Enzymes are very versatile catalysts in organic chemistry, although in many times they presented very low selectivity towards non-natural or artificial compounds. A simple strategy has recently been reported to permit greatly enhancing the enzyme selectivity. The strategy -based on the conformational changes of these enzymes during catalysis- consists in the preparation of a library of biocatalysts by using different immobilization protocols that may permit to immobilize the enzymes via different orientations, with different rigidity or generating different environments. This review examines as different enzymes such as lipases, acylases, β-galactosidases, epoxyhydrolases, phosphorylases, hydroxynitrile lyases, sulfatases, glycosyltranferases, or tyrosynases have been greatly modulated by this solid phase strategy. This methodology has permitted to obtain highly enantioselective biocatalysts in asymmetric reactions, synthesis of β-lactams antibiotics, or transglycosylation reactions.

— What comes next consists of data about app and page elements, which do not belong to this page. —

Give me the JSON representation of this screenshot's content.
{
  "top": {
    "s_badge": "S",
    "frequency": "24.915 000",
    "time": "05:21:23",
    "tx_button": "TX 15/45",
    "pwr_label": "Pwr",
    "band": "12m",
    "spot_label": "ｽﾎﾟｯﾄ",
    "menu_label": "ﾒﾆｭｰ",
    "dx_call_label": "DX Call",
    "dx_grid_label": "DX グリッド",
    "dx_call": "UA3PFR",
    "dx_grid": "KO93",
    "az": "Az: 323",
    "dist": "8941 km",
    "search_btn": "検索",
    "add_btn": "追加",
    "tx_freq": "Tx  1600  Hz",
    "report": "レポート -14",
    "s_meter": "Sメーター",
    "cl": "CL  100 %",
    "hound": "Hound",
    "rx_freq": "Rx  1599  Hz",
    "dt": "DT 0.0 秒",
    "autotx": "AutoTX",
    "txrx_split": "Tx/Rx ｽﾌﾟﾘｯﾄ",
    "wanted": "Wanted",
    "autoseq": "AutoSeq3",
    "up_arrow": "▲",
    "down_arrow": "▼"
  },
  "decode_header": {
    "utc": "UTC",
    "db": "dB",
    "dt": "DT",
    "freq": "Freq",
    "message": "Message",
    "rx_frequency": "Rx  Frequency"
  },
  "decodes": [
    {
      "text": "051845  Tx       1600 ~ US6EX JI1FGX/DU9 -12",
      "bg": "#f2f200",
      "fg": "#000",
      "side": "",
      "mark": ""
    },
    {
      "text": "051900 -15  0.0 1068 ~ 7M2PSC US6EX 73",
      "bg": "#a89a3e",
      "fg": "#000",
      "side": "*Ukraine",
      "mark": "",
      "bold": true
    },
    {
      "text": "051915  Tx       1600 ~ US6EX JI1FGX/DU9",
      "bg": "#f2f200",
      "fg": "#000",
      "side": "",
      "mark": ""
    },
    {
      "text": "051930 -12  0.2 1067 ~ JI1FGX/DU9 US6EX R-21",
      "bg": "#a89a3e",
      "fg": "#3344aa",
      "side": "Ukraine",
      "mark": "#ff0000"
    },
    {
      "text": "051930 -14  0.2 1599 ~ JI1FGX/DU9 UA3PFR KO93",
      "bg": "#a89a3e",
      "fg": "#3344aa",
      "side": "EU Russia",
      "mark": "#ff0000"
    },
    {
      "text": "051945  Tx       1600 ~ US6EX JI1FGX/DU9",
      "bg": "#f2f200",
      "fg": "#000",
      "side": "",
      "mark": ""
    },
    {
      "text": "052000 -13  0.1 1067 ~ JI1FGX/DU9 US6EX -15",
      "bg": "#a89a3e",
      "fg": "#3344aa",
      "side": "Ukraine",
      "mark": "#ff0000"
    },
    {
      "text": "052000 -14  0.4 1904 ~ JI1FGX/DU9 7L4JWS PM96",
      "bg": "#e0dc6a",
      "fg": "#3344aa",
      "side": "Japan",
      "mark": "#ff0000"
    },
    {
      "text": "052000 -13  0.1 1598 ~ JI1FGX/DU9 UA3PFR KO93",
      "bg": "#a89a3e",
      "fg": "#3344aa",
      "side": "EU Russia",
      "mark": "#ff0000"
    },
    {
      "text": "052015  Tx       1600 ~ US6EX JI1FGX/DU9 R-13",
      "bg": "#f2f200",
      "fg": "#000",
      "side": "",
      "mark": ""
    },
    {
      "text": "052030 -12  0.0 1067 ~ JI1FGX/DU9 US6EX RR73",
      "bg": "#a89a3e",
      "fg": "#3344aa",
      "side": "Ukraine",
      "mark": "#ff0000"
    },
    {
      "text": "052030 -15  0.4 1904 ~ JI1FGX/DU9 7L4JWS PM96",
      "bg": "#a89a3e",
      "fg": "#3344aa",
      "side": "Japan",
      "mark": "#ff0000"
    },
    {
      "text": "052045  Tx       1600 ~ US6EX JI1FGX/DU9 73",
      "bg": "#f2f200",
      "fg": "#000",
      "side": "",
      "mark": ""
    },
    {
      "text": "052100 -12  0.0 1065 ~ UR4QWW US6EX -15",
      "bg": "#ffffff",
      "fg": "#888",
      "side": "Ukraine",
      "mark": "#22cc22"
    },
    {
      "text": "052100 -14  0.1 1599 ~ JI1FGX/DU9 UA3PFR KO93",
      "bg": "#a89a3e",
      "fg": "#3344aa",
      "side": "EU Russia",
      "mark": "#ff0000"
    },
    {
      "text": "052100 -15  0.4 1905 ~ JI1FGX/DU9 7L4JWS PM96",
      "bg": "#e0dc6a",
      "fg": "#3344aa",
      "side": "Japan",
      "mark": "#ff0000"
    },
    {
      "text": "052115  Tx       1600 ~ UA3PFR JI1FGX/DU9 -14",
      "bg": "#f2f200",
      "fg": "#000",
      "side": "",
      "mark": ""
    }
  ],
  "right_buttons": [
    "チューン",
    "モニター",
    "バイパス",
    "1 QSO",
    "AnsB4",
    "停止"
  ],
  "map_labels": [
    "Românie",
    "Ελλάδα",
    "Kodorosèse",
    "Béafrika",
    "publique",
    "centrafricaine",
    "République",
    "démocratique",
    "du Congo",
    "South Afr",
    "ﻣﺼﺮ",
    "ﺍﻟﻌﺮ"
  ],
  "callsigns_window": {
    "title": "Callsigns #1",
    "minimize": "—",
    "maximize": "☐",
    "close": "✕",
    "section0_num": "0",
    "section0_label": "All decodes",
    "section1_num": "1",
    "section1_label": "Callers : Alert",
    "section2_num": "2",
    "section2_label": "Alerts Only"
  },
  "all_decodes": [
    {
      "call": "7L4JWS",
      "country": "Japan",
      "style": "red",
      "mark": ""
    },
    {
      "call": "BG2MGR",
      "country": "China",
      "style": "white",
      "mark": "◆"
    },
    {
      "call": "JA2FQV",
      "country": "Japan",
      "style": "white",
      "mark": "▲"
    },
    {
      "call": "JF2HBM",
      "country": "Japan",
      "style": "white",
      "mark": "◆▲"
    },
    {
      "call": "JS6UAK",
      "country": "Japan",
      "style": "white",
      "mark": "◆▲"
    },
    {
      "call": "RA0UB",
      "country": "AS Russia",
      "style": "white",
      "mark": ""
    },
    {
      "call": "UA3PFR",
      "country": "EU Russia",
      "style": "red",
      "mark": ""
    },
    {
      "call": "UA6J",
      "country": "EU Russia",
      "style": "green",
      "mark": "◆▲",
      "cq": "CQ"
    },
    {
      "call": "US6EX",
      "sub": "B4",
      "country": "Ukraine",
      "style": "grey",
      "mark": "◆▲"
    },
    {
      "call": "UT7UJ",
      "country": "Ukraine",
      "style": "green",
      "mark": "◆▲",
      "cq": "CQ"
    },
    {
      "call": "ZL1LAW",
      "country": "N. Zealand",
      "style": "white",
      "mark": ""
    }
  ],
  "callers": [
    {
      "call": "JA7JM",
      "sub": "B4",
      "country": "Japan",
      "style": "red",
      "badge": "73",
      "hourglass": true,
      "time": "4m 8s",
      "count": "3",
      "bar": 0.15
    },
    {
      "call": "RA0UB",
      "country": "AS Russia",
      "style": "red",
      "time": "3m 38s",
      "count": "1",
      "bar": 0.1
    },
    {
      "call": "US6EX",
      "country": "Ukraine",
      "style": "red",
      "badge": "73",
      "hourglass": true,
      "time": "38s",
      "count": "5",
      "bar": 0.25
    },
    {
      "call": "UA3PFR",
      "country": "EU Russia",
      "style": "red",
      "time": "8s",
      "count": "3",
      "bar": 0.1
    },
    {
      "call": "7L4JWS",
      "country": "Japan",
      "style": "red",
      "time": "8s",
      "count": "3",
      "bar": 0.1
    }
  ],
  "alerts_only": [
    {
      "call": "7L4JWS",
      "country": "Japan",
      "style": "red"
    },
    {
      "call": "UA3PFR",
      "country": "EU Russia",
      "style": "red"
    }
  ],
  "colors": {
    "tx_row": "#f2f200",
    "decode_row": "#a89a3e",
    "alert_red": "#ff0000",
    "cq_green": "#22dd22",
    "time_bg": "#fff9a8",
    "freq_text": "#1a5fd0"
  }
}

Keywords: Immobilization, enzymes, lipases, acylases, galactosidades, galactosyl transferases, macroporous supports, covalent attachment, enantioselectivity, specificity, regioselectivity, beta-lactamic antibiotic, drugs precursors, kinetic resolution, desymmetrization, hydrolysis, transglycosylation, deacetylation, transesterification, sepabeads.